=== Data provided ===
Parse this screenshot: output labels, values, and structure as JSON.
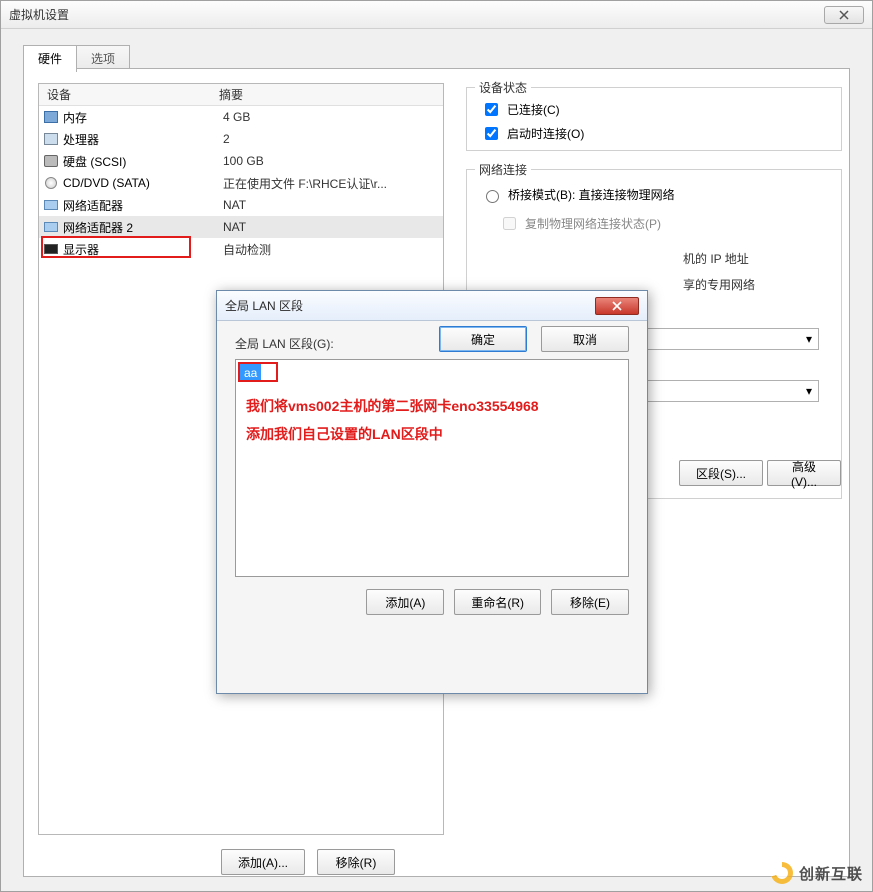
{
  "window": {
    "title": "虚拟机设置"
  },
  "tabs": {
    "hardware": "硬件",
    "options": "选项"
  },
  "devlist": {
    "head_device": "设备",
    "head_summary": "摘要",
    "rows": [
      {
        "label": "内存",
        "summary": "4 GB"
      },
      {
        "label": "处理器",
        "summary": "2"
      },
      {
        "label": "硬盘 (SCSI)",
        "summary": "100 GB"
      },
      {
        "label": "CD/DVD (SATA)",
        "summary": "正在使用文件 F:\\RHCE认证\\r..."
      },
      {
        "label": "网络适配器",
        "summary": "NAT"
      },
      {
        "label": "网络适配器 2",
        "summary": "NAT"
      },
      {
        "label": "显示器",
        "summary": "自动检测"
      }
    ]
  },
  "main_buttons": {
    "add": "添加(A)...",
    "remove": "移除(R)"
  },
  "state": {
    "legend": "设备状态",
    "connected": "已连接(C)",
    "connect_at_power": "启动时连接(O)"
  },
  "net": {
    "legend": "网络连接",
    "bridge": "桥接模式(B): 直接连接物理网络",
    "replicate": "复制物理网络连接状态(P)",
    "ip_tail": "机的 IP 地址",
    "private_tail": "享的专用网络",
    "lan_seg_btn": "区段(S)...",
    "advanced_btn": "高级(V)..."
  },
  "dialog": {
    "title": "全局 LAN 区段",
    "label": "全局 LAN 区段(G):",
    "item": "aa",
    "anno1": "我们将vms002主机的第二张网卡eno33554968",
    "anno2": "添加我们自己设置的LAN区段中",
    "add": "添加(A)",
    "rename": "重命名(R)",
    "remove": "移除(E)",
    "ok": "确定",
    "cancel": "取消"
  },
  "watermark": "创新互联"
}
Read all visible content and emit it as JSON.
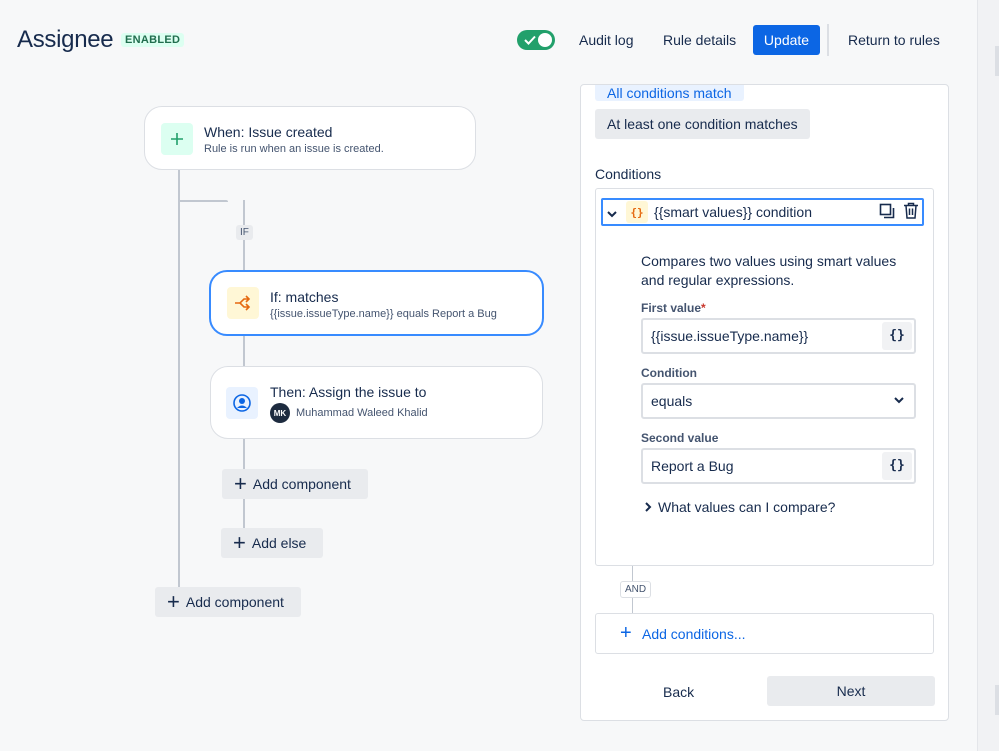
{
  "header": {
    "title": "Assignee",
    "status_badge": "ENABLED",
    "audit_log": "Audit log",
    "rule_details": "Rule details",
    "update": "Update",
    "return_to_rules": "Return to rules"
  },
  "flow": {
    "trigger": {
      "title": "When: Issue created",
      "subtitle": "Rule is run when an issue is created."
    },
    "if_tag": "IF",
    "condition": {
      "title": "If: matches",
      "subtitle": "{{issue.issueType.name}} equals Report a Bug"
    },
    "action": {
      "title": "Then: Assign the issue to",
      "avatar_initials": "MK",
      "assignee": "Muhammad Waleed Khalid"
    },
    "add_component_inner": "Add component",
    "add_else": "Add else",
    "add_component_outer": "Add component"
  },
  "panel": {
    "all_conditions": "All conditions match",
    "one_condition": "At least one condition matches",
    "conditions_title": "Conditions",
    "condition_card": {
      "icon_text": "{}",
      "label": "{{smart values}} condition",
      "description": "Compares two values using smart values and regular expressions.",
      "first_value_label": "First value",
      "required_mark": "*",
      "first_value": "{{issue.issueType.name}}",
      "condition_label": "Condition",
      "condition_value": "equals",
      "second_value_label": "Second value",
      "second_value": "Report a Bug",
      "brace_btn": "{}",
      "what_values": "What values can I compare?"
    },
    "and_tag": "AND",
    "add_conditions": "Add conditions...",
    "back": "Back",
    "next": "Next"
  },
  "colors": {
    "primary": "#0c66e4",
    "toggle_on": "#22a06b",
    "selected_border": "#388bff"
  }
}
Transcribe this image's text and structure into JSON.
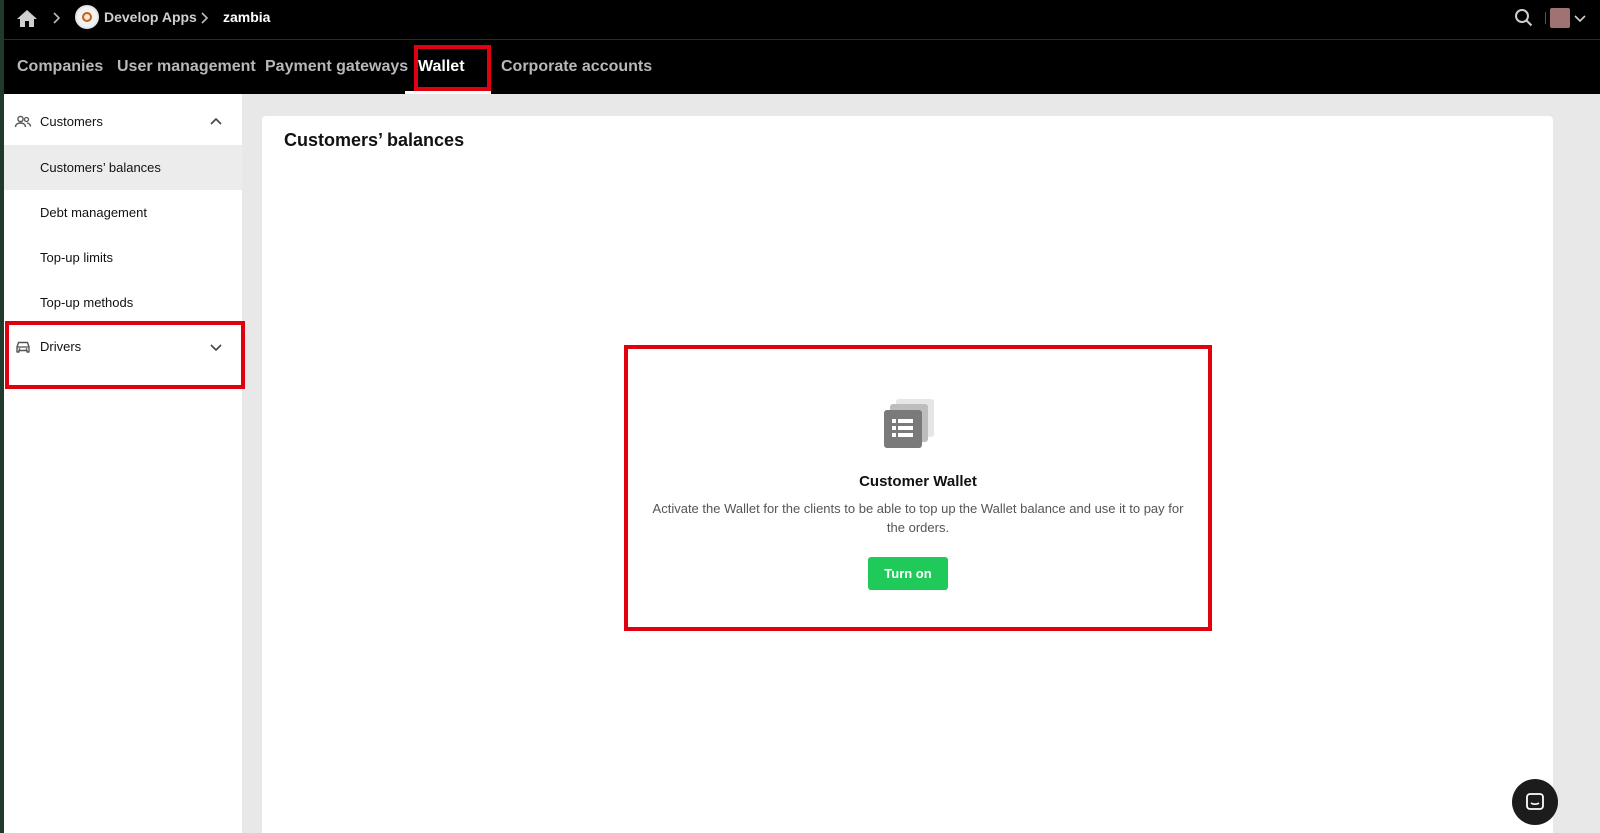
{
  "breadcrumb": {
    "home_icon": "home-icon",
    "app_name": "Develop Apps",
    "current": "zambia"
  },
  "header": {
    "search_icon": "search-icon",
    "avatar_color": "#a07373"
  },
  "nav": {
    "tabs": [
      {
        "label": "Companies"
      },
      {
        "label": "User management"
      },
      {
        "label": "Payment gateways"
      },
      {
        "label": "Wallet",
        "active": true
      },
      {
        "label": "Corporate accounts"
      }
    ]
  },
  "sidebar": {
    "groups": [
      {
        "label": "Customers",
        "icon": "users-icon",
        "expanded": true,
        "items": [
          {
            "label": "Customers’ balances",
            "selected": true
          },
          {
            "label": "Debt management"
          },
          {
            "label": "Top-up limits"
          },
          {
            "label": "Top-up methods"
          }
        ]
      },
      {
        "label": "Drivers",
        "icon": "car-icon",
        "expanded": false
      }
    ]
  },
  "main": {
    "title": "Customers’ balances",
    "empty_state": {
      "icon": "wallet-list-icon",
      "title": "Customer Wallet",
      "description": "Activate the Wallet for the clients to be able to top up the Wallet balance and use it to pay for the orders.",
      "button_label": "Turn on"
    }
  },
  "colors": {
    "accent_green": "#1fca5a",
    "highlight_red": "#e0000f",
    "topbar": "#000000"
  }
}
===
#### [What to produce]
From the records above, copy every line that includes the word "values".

#### [Answer area]
Parse this screenshot: output labels, values, and structure as JSON.
      "label": "{{smart values}} condition",
      "description": "Compares two values using smart values and regular expressions.",
      "what_values": "What values can I compare?"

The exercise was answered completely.